Instead, the monks seem to have left an imprint on the cultural values of the population. To document this, the researchers combine historical data on the location of Cistercian monasteries with a contemporary dataset on the cultural values of individuals across Europe.

They find that people living in regions in Europe that were home to Cistercian monasteries more than 500 years ago reveal different cultural values than those living in other regions. In particular, these individuals tend to regard hard work and thrift as more important compared with people living in regions that were not home to Cistercians in the past.

This study is not the first to question Max Weber’s influential hypothesis. While the majority of statistical analyses show that Protestant regions are more prosperous than others, the reason for this may not be the Protestant ethic as emphasised by Weber.

For example, a study by the economists Sascha Becker and Ludger Woessman demonstrates that Protestant regions of Prussia prospered more than others because of the improved schooling that followed from the instructions of Martin Luther, who encouraged Christians to learn to read so that they could study the Bible.

 

‘Pre-Reformation Roots of the Protestant Ethic’ by Thomas Barnebeck Andersen, Jeanet Bentzen, Carl-Johan Dalgaard and Paul Sharp is published in the September 2017 issue of the Economic Journal.

Thomas Barnebeck Andersen and Paul Richard Sharp are at the University of Southern Denmark. Jeanet Sinding Bentzen and Carl-Johan Dalgaard are at the University of Copenhagen.

 

Keynes and Actual Investment Decisions in Practice — The NEP-HIS Blog

Keynes and Wall Street By David Chambers (Judge Business School, Cambridge University) and Ali Kabiri (University of Buckingham) Abstract: This article examines in detail how John Maynard Keynes approached investing in the U.S. stock market on behalf of his Cambridge College after the 1929 Wall Street Crash. We exploit the considerable archival material documenting his […]

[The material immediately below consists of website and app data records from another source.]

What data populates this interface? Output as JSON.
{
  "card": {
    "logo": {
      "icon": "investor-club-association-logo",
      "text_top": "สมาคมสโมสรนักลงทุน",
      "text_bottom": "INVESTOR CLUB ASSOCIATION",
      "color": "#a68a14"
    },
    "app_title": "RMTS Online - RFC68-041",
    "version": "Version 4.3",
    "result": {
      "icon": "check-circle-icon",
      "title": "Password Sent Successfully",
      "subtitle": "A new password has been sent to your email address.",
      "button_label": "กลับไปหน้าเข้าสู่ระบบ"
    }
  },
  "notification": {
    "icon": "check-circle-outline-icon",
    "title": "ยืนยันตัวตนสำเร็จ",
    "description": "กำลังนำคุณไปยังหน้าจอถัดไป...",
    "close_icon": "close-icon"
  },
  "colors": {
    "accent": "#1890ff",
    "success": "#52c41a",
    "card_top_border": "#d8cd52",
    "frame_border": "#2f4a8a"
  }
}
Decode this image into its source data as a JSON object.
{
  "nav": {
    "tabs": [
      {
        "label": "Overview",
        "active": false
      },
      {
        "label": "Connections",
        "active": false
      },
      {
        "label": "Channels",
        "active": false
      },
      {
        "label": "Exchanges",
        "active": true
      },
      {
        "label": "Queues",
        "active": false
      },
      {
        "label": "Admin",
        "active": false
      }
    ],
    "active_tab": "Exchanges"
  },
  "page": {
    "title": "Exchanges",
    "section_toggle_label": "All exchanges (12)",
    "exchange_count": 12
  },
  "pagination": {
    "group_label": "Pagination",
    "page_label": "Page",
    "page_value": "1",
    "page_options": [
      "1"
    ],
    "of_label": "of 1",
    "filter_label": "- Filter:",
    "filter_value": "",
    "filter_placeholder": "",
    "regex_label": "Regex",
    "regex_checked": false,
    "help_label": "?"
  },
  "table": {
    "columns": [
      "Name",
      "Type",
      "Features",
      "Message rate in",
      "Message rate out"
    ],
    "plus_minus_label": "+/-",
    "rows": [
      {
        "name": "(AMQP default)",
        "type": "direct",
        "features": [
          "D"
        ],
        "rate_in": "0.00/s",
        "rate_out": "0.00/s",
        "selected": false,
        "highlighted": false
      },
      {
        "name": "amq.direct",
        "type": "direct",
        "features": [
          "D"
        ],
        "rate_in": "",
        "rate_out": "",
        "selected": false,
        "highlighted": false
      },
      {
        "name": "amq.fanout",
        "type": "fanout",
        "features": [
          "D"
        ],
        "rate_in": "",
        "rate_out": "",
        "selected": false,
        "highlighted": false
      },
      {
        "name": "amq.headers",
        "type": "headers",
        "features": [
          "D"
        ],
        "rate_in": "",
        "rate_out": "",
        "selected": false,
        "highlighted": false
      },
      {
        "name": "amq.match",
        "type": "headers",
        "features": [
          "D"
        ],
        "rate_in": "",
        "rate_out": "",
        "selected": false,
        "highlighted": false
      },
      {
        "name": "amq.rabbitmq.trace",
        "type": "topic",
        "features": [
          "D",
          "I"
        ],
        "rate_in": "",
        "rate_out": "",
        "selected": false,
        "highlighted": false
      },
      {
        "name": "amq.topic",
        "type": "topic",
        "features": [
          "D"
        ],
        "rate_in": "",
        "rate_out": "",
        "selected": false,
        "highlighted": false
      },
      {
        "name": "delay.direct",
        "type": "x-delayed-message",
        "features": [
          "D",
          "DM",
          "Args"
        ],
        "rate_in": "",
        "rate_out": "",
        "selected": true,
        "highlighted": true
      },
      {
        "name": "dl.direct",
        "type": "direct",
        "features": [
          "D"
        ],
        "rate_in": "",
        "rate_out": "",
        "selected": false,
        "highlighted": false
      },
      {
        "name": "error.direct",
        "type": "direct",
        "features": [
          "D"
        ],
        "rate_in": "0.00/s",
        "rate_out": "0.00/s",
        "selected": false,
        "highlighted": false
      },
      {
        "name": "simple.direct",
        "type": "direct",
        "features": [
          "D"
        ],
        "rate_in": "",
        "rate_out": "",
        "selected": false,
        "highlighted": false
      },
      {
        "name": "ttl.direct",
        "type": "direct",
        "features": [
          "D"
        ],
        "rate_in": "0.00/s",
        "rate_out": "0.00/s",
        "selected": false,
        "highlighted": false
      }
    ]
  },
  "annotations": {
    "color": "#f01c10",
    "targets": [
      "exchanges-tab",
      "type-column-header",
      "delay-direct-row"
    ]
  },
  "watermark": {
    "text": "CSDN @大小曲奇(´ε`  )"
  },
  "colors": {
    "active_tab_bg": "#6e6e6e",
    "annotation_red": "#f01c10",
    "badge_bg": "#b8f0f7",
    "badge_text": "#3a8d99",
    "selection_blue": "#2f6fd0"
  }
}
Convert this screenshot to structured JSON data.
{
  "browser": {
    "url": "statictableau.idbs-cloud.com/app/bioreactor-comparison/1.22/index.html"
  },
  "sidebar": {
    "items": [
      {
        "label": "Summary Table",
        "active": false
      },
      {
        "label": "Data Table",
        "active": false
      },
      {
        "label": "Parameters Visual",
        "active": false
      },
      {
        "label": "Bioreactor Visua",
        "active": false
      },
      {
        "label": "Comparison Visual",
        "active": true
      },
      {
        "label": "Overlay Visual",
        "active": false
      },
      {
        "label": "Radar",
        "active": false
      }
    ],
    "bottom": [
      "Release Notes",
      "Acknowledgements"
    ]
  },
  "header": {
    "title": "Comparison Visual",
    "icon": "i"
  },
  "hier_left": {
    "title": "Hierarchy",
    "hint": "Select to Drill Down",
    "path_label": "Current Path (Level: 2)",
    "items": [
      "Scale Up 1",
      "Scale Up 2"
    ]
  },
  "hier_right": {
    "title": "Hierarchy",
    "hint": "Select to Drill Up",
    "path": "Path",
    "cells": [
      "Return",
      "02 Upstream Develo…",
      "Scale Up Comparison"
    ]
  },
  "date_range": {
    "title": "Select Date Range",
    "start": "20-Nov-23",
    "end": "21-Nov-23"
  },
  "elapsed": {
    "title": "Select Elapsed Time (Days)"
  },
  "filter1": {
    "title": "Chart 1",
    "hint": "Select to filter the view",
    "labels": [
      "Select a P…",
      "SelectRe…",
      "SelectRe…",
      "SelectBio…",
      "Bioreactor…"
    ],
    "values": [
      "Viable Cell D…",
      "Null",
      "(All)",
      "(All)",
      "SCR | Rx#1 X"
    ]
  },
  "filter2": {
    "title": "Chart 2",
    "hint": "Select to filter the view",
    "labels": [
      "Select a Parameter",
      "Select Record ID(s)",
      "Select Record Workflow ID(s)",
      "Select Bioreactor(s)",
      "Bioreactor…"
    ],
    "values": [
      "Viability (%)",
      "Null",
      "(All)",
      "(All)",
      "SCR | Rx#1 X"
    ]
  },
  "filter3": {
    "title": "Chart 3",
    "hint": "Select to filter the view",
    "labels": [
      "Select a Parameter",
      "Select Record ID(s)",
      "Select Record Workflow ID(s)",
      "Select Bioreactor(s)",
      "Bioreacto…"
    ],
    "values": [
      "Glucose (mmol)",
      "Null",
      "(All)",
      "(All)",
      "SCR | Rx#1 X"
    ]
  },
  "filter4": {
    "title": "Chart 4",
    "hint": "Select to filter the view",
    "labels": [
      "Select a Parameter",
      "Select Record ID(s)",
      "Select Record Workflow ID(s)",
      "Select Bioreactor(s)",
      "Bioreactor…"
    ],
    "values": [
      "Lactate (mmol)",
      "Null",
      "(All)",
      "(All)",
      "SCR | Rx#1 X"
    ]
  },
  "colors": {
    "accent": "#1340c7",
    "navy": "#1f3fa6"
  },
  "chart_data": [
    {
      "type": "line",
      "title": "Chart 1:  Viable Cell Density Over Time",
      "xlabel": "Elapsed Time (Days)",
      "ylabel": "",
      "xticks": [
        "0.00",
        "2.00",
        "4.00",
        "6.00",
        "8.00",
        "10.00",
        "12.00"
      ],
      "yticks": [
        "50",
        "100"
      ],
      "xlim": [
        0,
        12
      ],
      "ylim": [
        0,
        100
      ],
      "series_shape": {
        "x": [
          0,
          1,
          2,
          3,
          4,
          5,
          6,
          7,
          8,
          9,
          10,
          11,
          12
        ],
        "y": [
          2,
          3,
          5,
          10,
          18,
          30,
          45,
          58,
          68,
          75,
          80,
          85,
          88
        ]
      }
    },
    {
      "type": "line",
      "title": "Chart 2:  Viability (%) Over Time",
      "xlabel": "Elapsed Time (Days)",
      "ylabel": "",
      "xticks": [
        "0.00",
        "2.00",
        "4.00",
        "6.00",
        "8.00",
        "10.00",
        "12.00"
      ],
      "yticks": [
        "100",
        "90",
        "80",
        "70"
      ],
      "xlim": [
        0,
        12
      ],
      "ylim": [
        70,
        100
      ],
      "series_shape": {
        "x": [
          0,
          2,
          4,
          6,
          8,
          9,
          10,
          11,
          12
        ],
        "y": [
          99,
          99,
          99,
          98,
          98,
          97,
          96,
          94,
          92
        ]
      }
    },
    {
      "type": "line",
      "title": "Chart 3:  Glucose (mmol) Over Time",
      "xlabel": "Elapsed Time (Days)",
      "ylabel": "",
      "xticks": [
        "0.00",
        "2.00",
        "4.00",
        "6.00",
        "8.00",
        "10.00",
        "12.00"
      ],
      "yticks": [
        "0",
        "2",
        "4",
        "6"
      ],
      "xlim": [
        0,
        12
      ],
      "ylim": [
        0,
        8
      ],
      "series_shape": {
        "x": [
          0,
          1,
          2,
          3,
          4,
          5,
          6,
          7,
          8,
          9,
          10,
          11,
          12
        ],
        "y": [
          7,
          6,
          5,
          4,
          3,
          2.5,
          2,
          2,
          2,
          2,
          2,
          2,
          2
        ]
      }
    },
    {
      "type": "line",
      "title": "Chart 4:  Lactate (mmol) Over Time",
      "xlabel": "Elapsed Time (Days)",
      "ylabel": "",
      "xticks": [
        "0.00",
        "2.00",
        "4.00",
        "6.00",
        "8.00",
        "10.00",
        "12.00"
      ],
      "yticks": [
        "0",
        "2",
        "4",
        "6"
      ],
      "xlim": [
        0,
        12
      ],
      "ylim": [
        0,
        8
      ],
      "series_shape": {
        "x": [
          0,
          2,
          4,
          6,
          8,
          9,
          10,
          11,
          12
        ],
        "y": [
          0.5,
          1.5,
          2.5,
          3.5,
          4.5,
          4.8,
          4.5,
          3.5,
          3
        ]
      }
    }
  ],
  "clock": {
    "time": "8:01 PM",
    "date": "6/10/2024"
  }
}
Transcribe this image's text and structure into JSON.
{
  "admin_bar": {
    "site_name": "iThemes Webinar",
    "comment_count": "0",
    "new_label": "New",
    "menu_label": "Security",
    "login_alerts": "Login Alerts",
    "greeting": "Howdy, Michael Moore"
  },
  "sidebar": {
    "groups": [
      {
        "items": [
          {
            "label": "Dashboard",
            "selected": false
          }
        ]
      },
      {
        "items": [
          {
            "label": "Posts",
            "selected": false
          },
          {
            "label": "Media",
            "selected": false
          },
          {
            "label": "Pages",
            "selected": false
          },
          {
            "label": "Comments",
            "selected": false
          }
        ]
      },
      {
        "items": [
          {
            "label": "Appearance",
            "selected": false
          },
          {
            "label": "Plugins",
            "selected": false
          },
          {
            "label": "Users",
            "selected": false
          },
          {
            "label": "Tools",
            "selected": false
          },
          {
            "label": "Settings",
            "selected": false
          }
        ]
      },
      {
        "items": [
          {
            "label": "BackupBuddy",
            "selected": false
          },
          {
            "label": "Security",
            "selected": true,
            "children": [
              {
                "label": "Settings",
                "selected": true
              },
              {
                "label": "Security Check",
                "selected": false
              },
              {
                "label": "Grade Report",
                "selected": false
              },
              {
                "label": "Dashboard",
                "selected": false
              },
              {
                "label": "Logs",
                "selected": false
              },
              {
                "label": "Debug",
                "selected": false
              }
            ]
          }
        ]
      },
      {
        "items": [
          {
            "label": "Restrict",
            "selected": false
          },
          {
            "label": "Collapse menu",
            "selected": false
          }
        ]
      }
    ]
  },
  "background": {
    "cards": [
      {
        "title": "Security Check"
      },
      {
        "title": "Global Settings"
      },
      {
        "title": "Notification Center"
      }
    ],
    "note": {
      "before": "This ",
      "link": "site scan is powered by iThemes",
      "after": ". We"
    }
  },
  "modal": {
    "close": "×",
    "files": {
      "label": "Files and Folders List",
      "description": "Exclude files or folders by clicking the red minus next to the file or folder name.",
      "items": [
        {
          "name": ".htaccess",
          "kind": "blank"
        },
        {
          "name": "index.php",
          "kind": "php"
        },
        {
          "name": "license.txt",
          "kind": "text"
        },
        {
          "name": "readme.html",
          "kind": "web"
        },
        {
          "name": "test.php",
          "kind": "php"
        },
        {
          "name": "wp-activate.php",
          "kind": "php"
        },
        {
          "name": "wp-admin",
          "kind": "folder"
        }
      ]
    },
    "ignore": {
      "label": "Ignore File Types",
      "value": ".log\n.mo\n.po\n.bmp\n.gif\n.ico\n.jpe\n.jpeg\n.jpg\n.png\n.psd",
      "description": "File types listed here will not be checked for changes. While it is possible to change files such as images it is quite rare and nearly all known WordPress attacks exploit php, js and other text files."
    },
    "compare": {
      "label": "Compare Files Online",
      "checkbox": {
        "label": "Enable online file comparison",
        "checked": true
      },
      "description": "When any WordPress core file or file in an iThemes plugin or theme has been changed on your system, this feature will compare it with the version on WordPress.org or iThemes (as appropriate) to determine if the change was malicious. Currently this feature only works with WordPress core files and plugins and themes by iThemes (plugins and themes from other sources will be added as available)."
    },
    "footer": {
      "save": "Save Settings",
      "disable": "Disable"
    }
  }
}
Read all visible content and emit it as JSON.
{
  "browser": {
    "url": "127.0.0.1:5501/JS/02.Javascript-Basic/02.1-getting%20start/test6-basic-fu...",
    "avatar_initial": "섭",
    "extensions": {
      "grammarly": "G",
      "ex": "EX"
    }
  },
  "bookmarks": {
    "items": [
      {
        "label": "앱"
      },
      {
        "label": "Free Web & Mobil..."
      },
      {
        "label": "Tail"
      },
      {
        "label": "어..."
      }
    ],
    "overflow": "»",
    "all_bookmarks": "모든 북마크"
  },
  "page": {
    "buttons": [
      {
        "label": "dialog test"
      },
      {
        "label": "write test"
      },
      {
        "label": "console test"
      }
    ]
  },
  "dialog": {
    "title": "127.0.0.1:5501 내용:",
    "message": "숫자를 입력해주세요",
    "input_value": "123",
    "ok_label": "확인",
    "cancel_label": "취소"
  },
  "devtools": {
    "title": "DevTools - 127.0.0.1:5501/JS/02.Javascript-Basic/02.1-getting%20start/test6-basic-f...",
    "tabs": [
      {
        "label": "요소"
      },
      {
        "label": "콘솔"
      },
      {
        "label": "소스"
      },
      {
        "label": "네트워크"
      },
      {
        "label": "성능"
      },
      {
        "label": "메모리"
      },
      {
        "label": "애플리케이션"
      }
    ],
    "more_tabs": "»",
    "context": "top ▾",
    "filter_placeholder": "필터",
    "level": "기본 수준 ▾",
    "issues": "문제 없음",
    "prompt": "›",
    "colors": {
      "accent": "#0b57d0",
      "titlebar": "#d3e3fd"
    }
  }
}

via Keynes and Actual Investment Decisions in Practice — The NEP-HIS Blog